The domestic coverage of the Champions League Final relayed still heavily on Knut Fleischmann directing the international feed. However Thomas Sohns (the director of the unilateral Sky Deutschland feed, which was produced in TopVision's Ü4) took the international feed and cut in shots from the unilateral cameras to help give a bit more of the home-team perspective for German viewers.
UEFA's Global Digital Success
UEFA had enlarged the media tribune with 119 TV commentary positions and 300 media seats with desk. Also eight pitch view studios and three indoor studios were prepared for the rights-holding broadcasters. In addition 16 flash positions at play ground level were offered and the mixed zone was enlarged.
In addition to the international TV signals the 2012 UEFA Champions League final was delivered to millions of fans worldwide across various platforms. UEFA's digital strategy ensured the UEFA Champions League final reached fans on platforms including UEFA.com, Google+, Facebook, Twitter, YouTube and Foursquare.
The 19 May showpiece between FC Bayern München and Chelsea FC had a global live reach of over 300 million people watching on television, with supporters also able to receive digital content throughout the week leading up to the game and during the final itself.
UEFA communications director Alexandre Fourtoy said: "The success of the various social media platforms covering the UEFA Champions League final and related activities shows fans are at the core of UEFA's approach. UEFA is proud to develop this direct bond with fans through its digital communications strategy, as fans make European football what it is."
• A 12% increase on UEFA.com compared to the same period last year.
• 4.8 million tweets with reference to the final, the teams and the players. The real-time monitoring reflected the exciting climax of the game, with more than 100,000 tweets sent in the minute after Didier Drogba's equalizer.
• 52,000 new Facebook likes, bringing the total of fans on the UEFA Champions League page to nearly 2.5 million.
• Over 20,000 UEFA Champions League Foursquare badges featuring the UEFA Champions League trophy were unlocked on the day of the final. UEFA's ground-breaking global Foursquare campaign enabled fans to check in anywhere they were watching the final by using the phrase 'UEFA Champions League' as a shout.
As with every UEFA Champions League final, the Munich arena boasted the unique look and feel in line with the UEFA branding.
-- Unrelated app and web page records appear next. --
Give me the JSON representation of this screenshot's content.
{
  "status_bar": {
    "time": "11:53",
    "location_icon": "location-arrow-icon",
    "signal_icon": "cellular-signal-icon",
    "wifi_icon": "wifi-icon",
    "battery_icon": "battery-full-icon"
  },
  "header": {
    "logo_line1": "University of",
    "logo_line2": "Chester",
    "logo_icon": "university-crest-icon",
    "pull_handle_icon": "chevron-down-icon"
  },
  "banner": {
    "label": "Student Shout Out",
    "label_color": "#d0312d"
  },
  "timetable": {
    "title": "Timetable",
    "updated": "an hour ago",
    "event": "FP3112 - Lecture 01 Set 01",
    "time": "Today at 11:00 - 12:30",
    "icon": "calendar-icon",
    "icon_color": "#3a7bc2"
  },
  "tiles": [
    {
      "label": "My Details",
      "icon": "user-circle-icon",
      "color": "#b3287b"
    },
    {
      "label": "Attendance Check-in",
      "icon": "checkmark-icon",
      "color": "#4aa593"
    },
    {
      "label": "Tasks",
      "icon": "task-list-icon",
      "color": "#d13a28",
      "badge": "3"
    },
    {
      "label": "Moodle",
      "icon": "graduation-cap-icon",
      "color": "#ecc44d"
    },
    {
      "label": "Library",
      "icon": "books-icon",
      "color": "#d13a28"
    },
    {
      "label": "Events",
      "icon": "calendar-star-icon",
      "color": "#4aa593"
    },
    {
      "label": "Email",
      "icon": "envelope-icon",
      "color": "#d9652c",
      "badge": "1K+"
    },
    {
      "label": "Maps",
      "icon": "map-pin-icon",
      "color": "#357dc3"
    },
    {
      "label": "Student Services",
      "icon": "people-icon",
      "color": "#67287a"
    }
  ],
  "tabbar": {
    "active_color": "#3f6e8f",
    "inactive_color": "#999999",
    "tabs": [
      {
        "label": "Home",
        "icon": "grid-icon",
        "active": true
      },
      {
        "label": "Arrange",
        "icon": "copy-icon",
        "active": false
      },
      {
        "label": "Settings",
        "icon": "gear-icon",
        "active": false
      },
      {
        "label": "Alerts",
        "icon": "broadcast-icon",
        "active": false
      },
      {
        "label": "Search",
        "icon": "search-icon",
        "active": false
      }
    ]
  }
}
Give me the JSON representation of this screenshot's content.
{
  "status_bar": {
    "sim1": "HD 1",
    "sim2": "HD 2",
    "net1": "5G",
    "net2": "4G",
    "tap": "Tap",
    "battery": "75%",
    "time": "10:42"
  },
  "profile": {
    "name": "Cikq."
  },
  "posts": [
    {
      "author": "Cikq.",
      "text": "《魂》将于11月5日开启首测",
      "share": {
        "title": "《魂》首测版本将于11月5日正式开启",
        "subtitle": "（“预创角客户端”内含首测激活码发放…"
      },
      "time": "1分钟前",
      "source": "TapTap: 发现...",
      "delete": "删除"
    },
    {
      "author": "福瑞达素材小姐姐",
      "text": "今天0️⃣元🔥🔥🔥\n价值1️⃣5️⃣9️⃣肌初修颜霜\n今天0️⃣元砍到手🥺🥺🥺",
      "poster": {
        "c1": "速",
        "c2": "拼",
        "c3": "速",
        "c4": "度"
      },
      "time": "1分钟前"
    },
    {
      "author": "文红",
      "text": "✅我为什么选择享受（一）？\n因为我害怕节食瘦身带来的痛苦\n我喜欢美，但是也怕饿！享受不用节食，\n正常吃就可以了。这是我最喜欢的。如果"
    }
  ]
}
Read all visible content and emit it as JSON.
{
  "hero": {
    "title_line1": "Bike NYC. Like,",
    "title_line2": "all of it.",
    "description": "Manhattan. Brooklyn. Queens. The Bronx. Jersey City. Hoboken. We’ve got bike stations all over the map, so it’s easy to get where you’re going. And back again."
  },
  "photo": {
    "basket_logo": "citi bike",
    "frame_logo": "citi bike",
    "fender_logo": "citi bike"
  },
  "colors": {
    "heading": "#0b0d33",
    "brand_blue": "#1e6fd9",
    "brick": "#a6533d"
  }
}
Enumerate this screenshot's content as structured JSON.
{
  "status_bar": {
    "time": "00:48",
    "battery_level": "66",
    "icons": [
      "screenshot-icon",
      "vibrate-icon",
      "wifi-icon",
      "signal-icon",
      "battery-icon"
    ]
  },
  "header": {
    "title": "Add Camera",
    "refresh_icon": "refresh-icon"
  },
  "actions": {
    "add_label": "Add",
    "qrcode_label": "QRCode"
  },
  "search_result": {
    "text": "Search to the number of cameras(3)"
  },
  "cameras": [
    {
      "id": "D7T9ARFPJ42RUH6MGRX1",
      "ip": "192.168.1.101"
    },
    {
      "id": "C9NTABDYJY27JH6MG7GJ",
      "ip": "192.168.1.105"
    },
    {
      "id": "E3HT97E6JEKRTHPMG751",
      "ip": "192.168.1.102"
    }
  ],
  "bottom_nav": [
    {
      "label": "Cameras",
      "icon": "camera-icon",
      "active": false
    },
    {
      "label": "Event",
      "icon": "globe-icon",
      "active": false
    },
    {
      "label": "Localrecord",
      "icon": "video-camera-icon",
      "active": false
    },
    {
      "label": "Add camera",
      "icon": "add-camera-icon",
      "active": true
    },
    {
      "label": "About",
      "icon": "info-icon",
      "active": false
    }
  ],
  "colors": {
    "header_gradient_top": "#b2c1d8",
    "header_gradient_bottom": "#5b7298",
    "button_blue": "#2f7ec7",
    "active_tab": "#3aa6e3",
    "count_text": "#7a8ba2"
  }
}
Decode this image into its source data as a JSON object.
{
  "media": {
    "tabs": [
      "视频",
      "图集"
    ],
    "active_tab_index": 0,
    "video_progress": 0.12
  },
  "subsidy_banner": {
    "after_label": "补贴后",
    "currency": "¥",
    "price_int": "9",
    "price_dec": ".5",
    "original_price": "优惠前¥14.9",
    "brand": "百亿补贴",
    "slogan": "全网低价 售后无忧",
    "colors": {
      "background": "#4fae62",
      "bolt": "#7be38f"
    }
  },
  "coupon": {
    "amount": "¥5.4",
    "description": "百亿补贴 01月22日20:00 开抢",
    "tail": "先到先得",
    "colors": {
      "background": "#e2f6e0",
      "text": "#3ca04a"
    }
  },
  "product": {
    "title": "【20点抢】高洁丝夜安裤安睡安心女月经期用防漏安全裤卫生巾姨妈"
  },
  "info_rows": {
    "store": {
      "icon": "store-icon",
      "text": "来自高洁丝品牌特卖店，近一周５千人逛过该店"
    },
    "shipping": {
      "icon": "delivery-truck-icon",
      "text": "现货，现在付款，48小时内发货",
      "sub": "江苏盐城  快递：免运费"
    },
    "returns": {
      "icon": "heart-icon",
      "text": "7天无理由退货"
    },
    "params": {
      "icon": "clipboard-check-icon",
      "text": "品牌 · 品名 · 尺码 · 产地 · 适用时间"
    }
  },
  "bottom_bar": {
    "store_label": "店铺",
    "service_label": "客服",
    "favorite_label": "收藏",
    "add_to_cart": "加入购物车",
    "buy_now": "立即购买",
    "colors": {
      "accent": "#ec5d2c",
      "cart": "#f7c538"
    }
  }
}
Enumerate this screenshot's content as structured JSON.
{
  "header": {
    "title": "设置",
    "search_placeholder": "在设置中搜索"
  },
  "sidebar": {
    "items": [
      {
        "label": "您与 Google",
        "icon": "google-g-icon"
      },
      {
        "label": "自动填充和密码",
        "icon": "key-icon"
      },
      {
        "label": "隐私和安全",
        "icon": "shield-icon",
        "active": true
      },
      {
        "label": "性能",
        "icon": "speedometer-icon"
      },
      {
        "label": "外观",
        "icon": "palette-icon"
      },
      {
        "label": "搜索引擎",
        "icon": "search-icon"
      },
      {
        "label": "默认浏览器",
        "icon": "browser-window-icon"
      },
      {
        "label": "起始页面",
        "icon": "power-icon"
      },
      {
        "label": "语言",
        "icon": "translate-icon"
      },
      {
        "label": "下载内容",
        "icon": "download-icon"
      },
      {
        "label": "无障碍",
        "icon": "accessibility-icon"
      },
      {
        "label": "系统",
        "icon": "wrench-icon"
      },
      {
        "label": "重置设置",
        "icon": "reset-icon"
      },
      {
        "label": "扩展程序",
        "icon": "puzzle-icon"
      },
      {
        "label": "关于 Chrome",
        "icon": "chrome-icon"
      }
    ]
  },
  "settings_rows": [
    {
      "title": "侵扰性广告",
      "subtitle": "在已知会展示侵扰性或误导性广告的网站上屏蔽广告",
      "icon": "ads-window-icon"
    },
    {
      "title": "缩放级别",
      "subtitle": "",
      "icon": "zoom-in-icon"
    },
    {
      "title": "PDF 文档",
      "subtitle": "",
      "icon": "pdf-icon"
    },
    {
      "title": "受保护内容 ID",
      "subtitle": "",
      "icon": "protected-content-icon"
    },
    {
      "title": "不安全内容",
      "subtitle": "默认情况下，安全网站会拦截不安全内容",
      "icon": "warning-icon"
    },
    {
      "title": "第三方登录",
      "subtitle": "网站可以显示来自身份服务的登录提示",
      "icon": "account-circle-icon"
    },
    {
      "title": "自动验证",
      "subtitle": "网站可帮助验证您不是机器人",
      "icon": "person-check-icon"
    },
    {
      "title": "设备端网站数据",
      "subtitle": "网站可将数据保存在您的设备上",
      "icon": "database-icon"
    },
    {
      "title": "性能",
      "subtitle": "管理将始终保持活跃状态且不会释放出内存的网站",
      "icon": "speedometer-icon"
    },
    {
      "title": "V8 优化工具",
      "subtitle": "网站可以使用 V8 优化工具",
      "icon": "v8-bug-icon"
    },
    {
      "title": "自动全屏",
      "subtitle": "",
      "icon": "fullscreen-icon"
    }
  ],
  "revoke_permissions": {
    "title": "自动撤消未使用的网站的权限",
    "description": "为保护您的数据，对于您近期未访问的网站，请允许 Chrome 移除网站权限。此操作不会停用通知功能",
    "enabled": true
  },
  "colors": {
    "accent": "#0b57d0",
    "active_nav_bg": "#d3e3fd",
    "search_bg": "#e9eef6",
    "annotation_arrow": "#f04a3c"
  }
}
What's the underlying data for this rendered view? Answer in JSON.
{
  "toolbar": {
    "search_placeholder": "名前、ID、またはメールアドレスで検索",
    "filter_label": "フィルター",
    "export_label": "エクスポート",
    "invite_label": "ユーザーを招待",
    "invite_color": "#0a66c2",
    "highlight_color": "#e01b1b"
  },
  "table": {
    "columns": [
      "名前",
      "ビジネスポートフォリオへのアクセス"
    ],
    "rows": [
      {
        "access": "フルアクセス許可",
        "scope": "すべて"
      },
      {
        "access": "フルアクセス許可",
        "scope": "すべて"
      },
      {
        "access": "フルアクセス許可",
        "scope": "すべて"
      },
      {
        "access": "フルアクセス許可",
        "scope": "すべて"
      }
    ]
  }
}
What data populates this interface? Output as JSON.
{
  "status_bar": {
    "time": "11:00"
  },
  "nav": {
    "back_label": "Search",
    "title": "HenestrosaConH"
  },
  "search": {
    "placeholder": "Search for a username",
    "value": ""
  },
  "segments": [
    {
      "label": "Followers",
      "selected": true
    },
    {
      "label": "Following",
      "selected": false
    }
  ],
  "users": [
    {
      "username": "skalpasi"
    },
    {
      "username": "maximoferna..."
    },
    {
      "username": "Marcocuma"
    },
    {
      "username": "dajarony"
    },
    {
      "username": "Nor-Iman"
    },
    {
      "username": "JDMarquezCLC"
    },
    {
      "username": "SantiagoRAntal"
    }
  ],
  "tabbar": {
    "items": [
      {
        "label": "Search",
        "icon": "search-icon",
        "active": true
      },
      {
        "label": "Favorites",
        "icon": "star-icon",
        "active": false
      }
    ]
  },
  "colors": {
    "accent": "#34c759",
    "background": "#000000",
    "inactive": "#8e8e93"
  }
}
Alessandro Raitano, Director Production Sport
Stephan Gollnick, Head of International Football
Aegidius Mair, Champions League Final Production Coordinator
Knut Fleischmann, Director World Feed
Manuel Knock, Director Ambience Feed
Marcus Olschewski, Director 3D Feed
Georg Albers, Director Multilateral Feed
Thomas Sohns, Director Unilateral Feed
Achim Jendges, Technical Director
Eduard Palasan, Head of Production
Kerstin Fluhrer, Production Supervisor